This exercise calls for all the entries that follow to be set down exactly, without their images.

[Excerpts from an interface dataset]
....................
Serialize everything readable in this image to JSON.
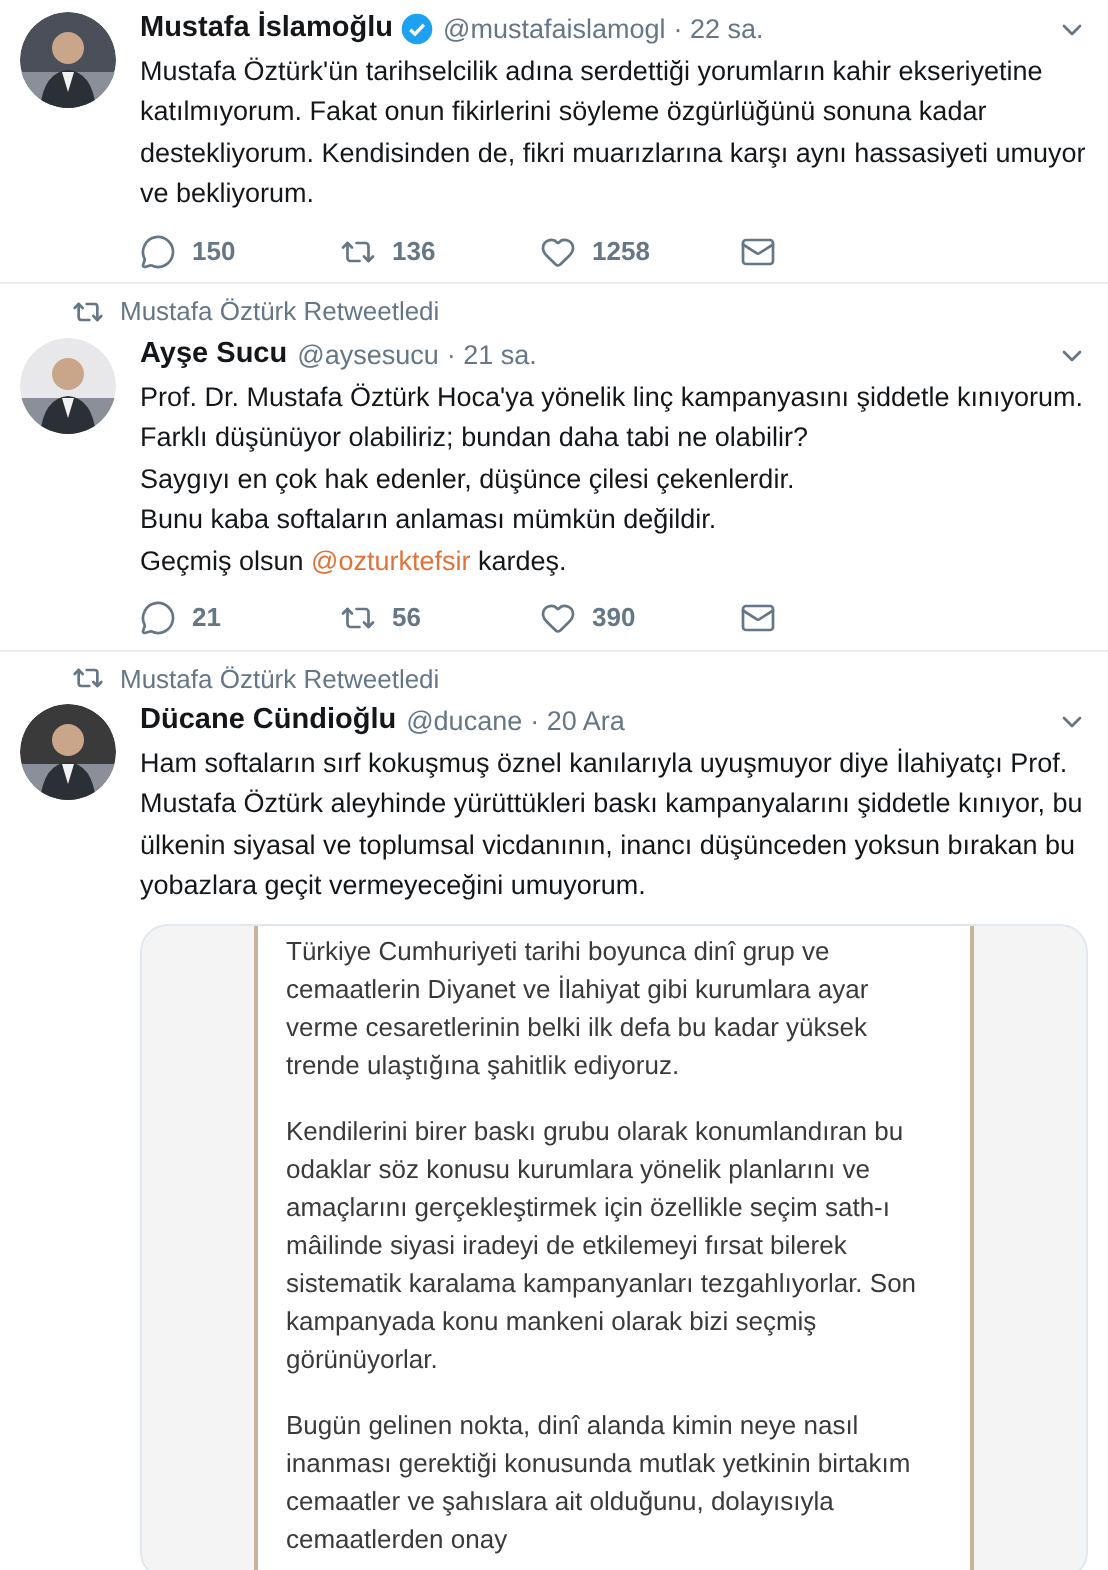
{
  "tweets": [
    {
      "name": "Mustafa İslamoğlu",
      "verified": true,
      "handle": "@mustafaislamogl",
      "time": "· 22 sa.",
      "body": [
        [
          {
            "text": "Mustafa Öztürk'ün tarihselcilik adına serdettiği yorumların kahir ekseriyetine katılmıyorum. Fakat onun fikirlerini söyleme özgürlüğünü sonuna kadar destekliyorum. Kendisinden de, fikri muarızlarına karşı aynı hassasiyeti umuyor ve bekliyorum.",
            "kind": "text"
          }
        ]
      ],
      "replies": "150",
      "retweets": "136",
      "likes": "1258"
    },
    {
      "retweeted_by": "Mustafa Öztürk Retweetledi",
      "name": "Ayşe Sucu",
      "verified": false,
      "handle": "@aysesucu",
      "time": "· 21 sa.",
      "body": [
        [
          {
            "text": "Prof. Dr. Mustafa Öztürk Hoca'ya yönelik linç kampanyasını şiddetle kınıyorum.",
            "kind": "text"
          }
        ],
        [
          {
            "text": "Farklı düşünüyor olabiliriz; bundan daha tabi ne olabilir?",
            "kind": "text"
          }
        ],
        [
          {
            "text": "Saygıyı en çok hak edenler, düşünce çilesi çekenlerdir.",
            "kind": "text"
          }
        ],
        [
          {
            "text": "Bunu kaba softaların anlaması mümkün değildir.",
            "kind": "text"
          }
        ],
        [
          {
            "text": "Geçmiş olsun ",
            "kind": "text"
          },
          {
            "text": "@ozturktefsir",
            "kind": "mention"
          },
          {
            "text": " kardeş.",
            "kind": "text"
          }
        ]
      ],
      "replies": "21",
      "retweets": "56",
      "likes": "390"
    },
    {
      "retweeted_by": "Mustafa Öztürk Retweetledi",
      "name": "Dücane Cündioğlu",
      "verified": false,
      "handle": "@ducane",
      "time": "· 20 Ara",
      "body": [
        [
          {
            "text": "Ham softaların sırf kokuşmuş öznel kanılarıyla uyuşmuyor diye İlahiyatçı Prof. Mustafa Öztürk aleyhinde yürüttükleri baskı kampanyalarını şiddetle kınıyor, bu ülkenin siyasal ve toplumsal vicdanının, inancı düşünceden yoksun bırakan bu yobazlara geçit vermeyeceğini umuyorum.",
            "kind": "text"
          }
        ]
      ],
      "document": [
        "Türkiye Cumhuriyeti tarihi boyunca dinî grup ve cemaatlerin Diyanet ve İlahiyat gibi kurumlara ayar verme cesaretlerinin belki ilk defa bu kadar yüksek trende ulaştığına şahitlik ediyoruz.",
        "Kendilerini birer baskı grubu olarak konumlandıran bu odaklar söz konusu kurumlara yönelik planlarını ve amaçlarını gerçekleştirmek için özellikle seçim sath-ı mâilinde siyasi iradeyi de etkilemeyi fırsat bilerek sistematik karalama kampanyanları tezgahlıyorlar. Son kampanyada konu mankeni olarak bizi seçmiş görünüyorlar.",
        "Bugün gelinen nokta, dinî alanda kimin neye nasıl inanması gerektiği konusunda mutlak yetkinin birtakım cemaatler ve şahıslara ait olduğunu, dolayısıyla cemaatlerden onay"
      ]
    }
  ]
}
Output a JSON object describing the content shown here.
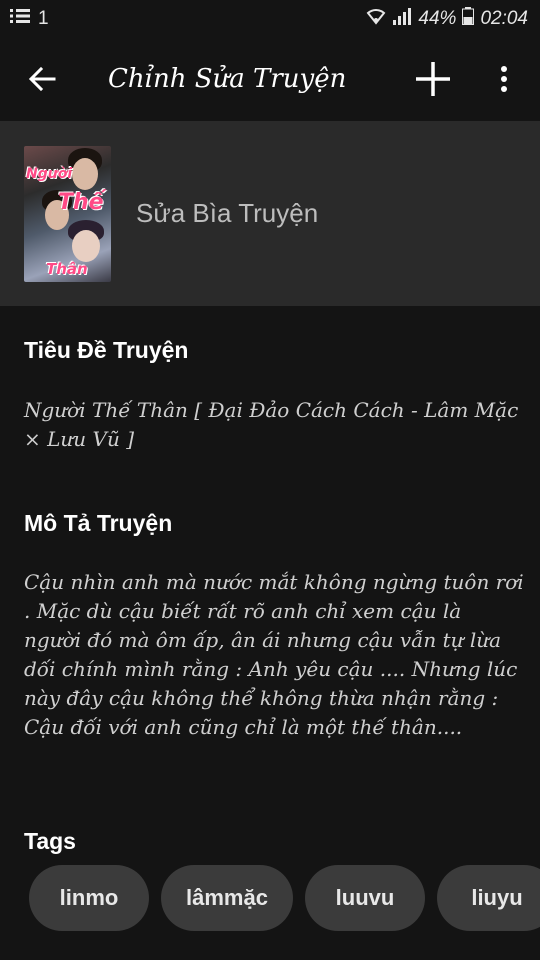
{
  "status_bar": {
    "notification_count": "1",
    "battery": "44%",
    "time": "02:04"
  },
  "toolbar": {
    "title": "Chỉnh Sửa Truyện"
  },
  "cover": {
    "label": "Sửa Bìa Truyện",
    "art_title_1": "Người",
    "art_title_2": "Thế",
    "art_title_3": "Thân"
  },
  "story_title": {
    "heading": "Tiêu Đề Truyện",
    "value": "Người Thế Thân [ Đại Đảo Cách Cách - Lâm Mặc × Lưu Vũ ]"
  },
  "description": {
    "heading": "Mô Tả Truyện",
    "value": "Cậu nhìn anh mà nước mắt không ngừng tuôn rơi . Mặc dù cậu biết rất rõ anh chỉ xem cậu là người đó mà ôm ấp, ân ái nhưng cậu vẫn tự lừa dối chính mình rằng : Anh yêu cậu .... Nhưng lúc này đây cậu không thể không thừa nhận rằng : Cậu đối với anh cũng chỉ là một thế thân...."
  },
  "tags": {
    "heading": "Tags",
    "items": [
      "linmo",
      "lâmmặc",
      "luuvu",
      "liuyu"
    ]
  },
  "colors": {
    "background": "#141414",
    "panel": "#2a2a2a",
    "chip": "#3b3b3b",
    "accent_pink": "#ff4a86"
  },
  "icons": {
    "back": "arrow-left-icon",
    "add": "plus-icon",
    "more": "more-vert-icon"
  }
}
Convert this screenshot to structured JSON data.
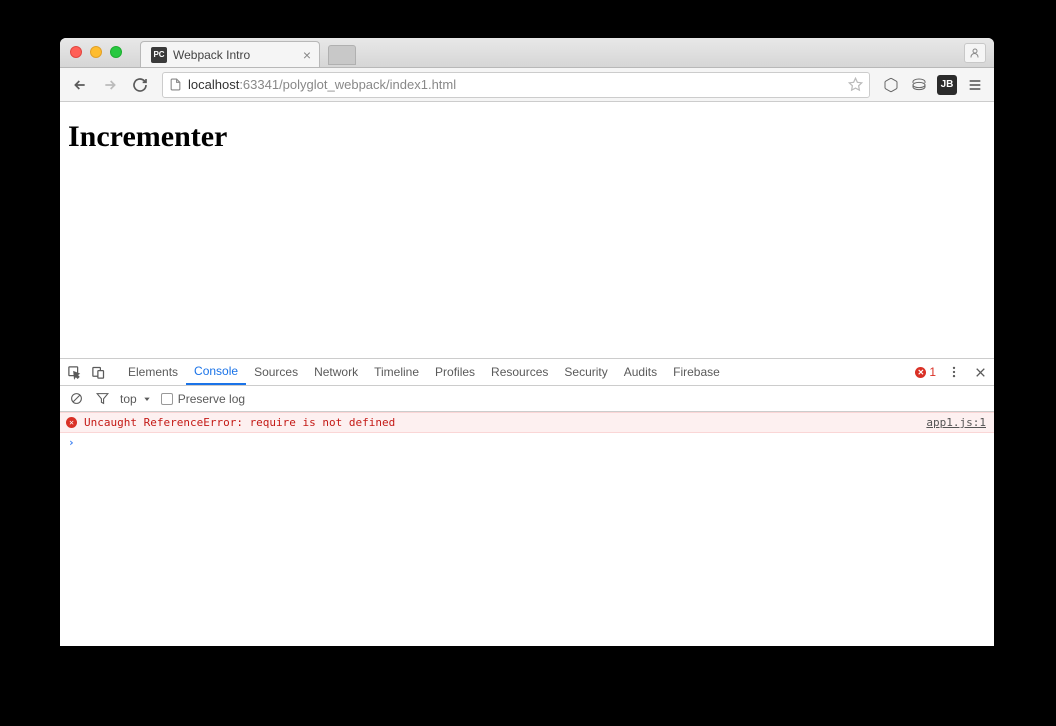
{
  "tab": {
    "title": "Webpack Intro",
    "favicon_text": "PC"
  },
  "address": {
    "host": "localhost",
    "port_path": ":63341/polyglot_webpack/index1.html"
  },
  "page": {
    "heading": "Incrementer"
  },
  "devtools": {
    "tabs": [
      "Elements",
      "Console",
      "Sources",
      "Network",
      "Timeline",
      "Profiles",
      "Resources",
      "Security",
      "Audits",
      "Firebase"
    ],
    "active_tab": "Console",
    "error_count": "1",
    "filter": {
      "context": "top",
      "preserve_label": "Preserve log"
    },
    "console": {
      "error_message": "Uncaught ReferenceError: require is not defined",
      "error_source": "app1.js:1"
    }
  },
  "ext": {
    "jb_label": "JB"
  }
}
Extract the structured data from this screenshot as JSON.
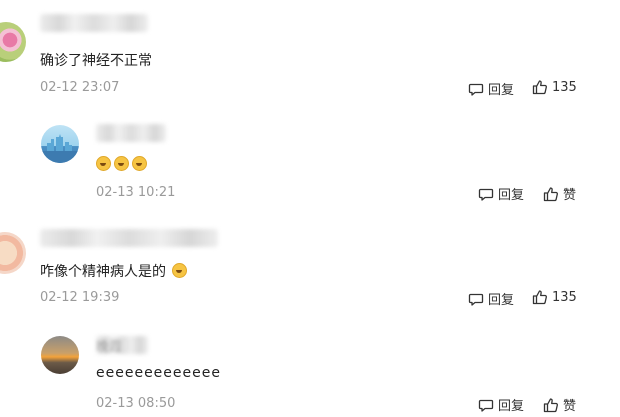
{
  "comments": [
    {
      "text": "确诊了神经不正常",
      "time": "02-12 23:07",
      "reply_label": "回复",
      "like_count": "135",
      "replies": [
        {
          "text_icons": [
            "laugh-cry-emoji",
            "laugh-cry-emoji",
            "laugh-cry-emoji"
          ],
          "time": "02-13 10:21",
          "reply_label": "回复",
          "like_label": "赞"
        }
      ]
    },
    {
      "text": "咋像个精神病人是的",
      "text_icon": "smile-emoji",
      "time": "02-12 19:39",
      "reply_label": "回复",
      "like_count": "135",
      "replies": [
        {
          "text": "eeeeeeeeeeeee",
          "name_partial": "晚霞",
          "time": "02-13 08:50",
          "reply_label": "回复",
          "like_label": "赞"
        }
      ]
    }
  ],
  "colors": {
    "time": "#9a9a9a",
    "text": "#222222",
    "action": "#333333"
  }
}
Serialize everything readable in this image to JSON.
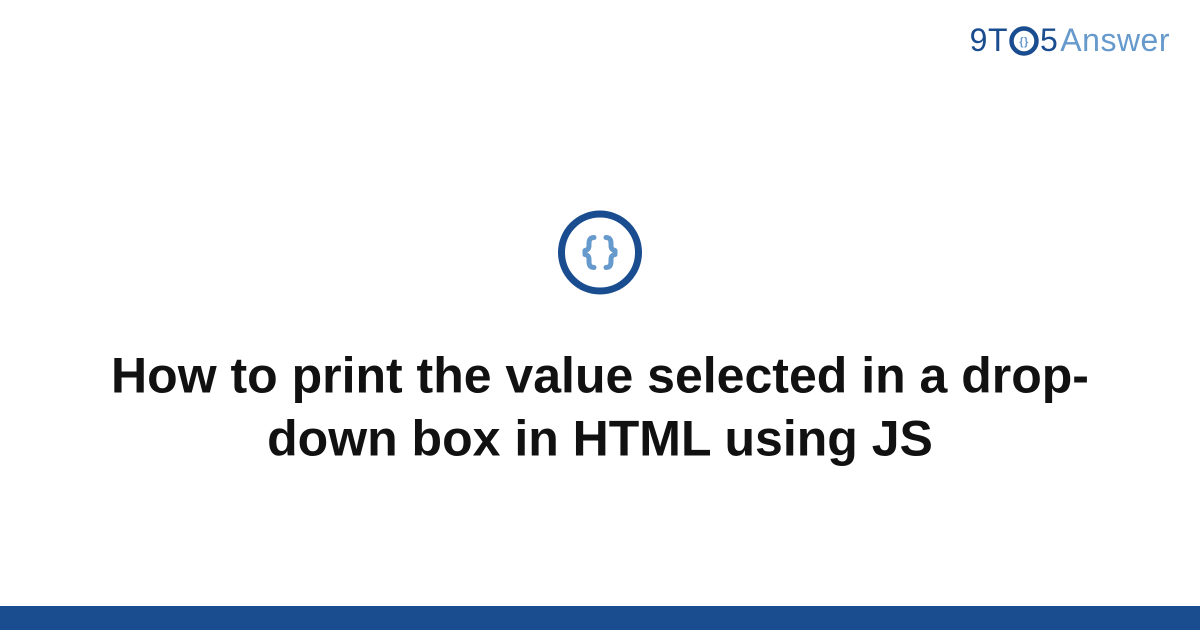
{
  "logo": {
    "part1": "9T",
    "part2": "5",
    "part3": "Answer"
  },
  "icon": {
    "name": "code-braces-icon"
  },
  "title": "How to print the value selected in a drop-down box in HTML using JS",
  "colors": {
    "brand_dark": "#1a4d8f",
    "brand_light": "#6699cc"
  }
}
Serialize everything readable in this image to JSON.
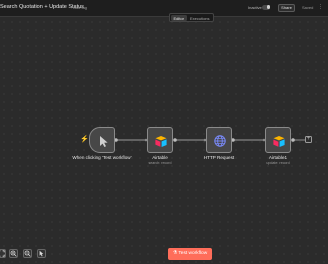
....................
EXERCISE RESPONSE>
Serialize everything readable in this image to JSON.
{
  "tweets": [
    {
      "name": "Mustafa İslamoğlu",
      "verified": true,
      "handle": "@mustafaislamogl",
      "time": "· 22 sa.",
      "body": [
        [
          {
            "text": "Mustafa Öztürk'ün tarihselcilik adına serdettiği yorumların kahir ekseriyetine katılmıyorum. Fakat onun fikirlerini söyleme özgürlüğünü sonuna kadar destekliyorum. Kendisinden de, fikri muarızlarına karşı aynı hassasiyeti umuyor ve bekliyorum.",
            "kind": "text"
          }
        ]
      ],
      "replies": "150",
      "retweets": "136",
      "likes": "1258"
    },
    {
      "retweeted_by": "Mustafa Öztürk Retweetledi",
      "name": "Ayşe Sucu",
      "verified": false,
      "handle": "@aysesucu",
      "time": "· 21 sa.",
      "body": [
        [
          {
            "text": "Prof. Dr. Mustafa Öztürk Hoca'ya yönelik linç kampanyasını şiddetle kınıyorum.",
            "kind": "text"
          }
        ],
        [
          {
            "text": "Farklı düşünüyor olabiliriz; bundan daha tabi ne olabilir?",
            "kind": "text"
          }
        ],
        [
          {
            "text": "Saygıyı en çok hak edenler, düşünce çilesi çekenlerdir.",
            "kind": "text"
          }
        ],
        [
          {
            "text": "Bunu kaba softaların anlaması mümkün değildir.",
            "kind": "text"
          }
        ],
        [
          {
            "text": "Geçmiş olsun ",
            "kind": "text"
          },
          {
            "text": "@ozturktefsir",
            "kind": "mention"
          },
          {
            "text": " kardeş.",
            "kind": "text"
          }
        ]
      ],
      "replies": "21",
      "retweets": "56",
      "likes": "390"
    },
    {
      "retweeted_by": "Mustafa Öztürk Retweetledi",
      "name": "Dücane Cündioğlu",
      "verified": false,
      "handle": "@ducane",
      "time": "· 20 Ara",
      "body": [
        [
          {
            "text": "Ham softaların sırf kokuşmuş öznel kanılarıyla uyuşmuyor diye İlahiyatçı Prof. Mustafa Öztürk aleyhinde yürüttükleri baskı kampanyalarını şiddetle kınıyor, bu ülkenin siyasal ve toplumsal vicdanının, inancı düşünceden yoksun bırakan bu yobazlara geçit vermeyeceğini umuyorum.",
            "kind": "text"
          }
        ]
      ],
      "document": [
        "Türkiye Cumhuriyeti tarihi boyunca dinî grup ve cemaatlerin Diyanet ve İlahiyat gibi kurumlara ayar verme cesaretlerinin belki ilk defa bu kadar yüksek trende ulaştığına şahitlik ediyoruz.",
        "Kendilerini birer baskı grubu olarak konumlandıran bu odaklar söz konusu kurumlara yönelik planlarını ve amaçlarını gerçekleştirmek için özellikle seçim sath-ı mâilinde siyasi iradeyi de etkilemeyi fırsat bilerek sistematik karalama kampanyanları tezgahlıyorlar. Son kampanyada konu mankeni olarak bizi seçmiş görünüyorlar.",
        "Bugün gelinen nokta, dinî alanda kimin neye nasıl inanması gerektiği konusunda mutlak yetkinin birtakım cemaatler ve şahıslara ait olduğunu, dolayısıyla cemaatlerden onay"
      ]
    }
  ]
}
Output a JSON object describing the content shown here.
{
  "status_bar": {
    "notification_count": "1",
    "battery": "44%",
    "time": "02:04"
  },
  "toolbar": {
    "title": "Chỉnh Sửa Truyện"
  },
  "cover": {
    "label": "Sửa Bìa Truyện",
    "art_title_1": "Người",
    "art_title_2": "Thế",
    "art_title_3": "Thân"
  },
  "story_title": {
    "heading": "Tiêu Đề Truyện",
    "value": "Người Thế Thân [ Đại Đảo Cách Cách - Lâm Mặc × Lưu Vũ ]"
  },
  "description": {
    "heading": "Mô Tả Truyện",
    "value": "Cậu nhìn anh mà nước mắt không ngừng tuôn rơi . Mặc dù cậu biết rất rõ anh chỉ xem cậu là người đó mà ôm ấp, ân ái nhưng cậu vẫn tự lừa dối chính mình rằng : Anh yêu cậu .... Nhưng lúc này đây cậu không thể không thừa nhận rằng : Cậu đối với anh cũng chỉ là một thế thân...."
  },
  "tags": {
    "heading": "Tags",
    "items": [
      "linmo",
      "lâmmặc",
      "luuvu",
      "liuyu"
    ]
  },
  "colors": {
    "background": "#141414",
    "panel": "#2a2a2a",
    "chip": "#3b3b3b",
    "accent_pink": "#ff4a86"
  },
  "icons": {
    "back": "arrow-left-icon",
    "add": "plus-icon",
    "more": "more-vert-icon"
  }
}
Convert this screenshot to structured JSON data.
{
  "tab": {
    "title": "Webpack Intro",
    "favicon_text": "PC"
  },
  "address": {
    "host": "localhost",
    "port_path": ":63341/polyglot_webpack/index1.html"
  },
  "page": {
    "heading": "Incrementer"
  },
  "devtools": {
    "tabs": [
      "Elements",
      "Console",
      "Sources",
      "Network",
      "Timeline",
      "Profiles",
      "Resources",
      "Security",
      "Audits",
      "Firebase"
    ],
    "active_tab": "Console",
    "error_count": "1",
    "filter": {
      "context": "top",
      "preserve_label": "Preserve log"
    },
    "console": {
      "error_message": "Uncaught ReferenceError: require is not defined",
      "error_source": "app1.js:1"
    }
  },
  "ext": {
    "jb_label": "JB"
  }
}
Extract the structured data from this screenshot as JSON.
{
  "comments": [
    {
      "text": "确诊了神经不正常",
      "time": "02-12 23:07",
      "reply_label": "回复",
      "like_count": "135",
      "replies": [
        {
          "text_icons": [
            "laugh-cry-emoji",
            "laugh-cry-emoji",
            "laugh-cry-emoji"
          ],
          "time": "02-13 10:21",
          "reply_label": "回复",
          "like_label": "赞"
        }
      ]
    },
    {
      "text": "咋像个精神病人是的",
      "text_icon": "smile-emoji",
      "time": "02-12 19:39",
      "reply_label": "回复",
      "like_count": "135",
      "replies": [
        {
          "text": "eeeeeeeeeeeee",
          "name_partial": "晚霞",
          "time": "02-13 08:50",
          "reply_label": "回复",
          "like_label": "赞"
        }
      ]
    }
  ],
  "colors": {
    "time": "#9a9a9a",
    "text": "#222222",
    "action": "#333333"
  }
}
Serialize everything readable in this image to JSON.
{
  "logo": {
    "part1": "9T",
    "part2": "5",
    "part3": "Answer"
  },
  "icon": {
    "name": "code-braces-icon"
  },
  "title": "How to print the value selected in a drop-down box in HTML using JS",
  "colors": {
    "brand_dark": "#1a4d8f",
    "brand_light": "#6699cc"
  }
}
Serialize everything readable in this image to JSON.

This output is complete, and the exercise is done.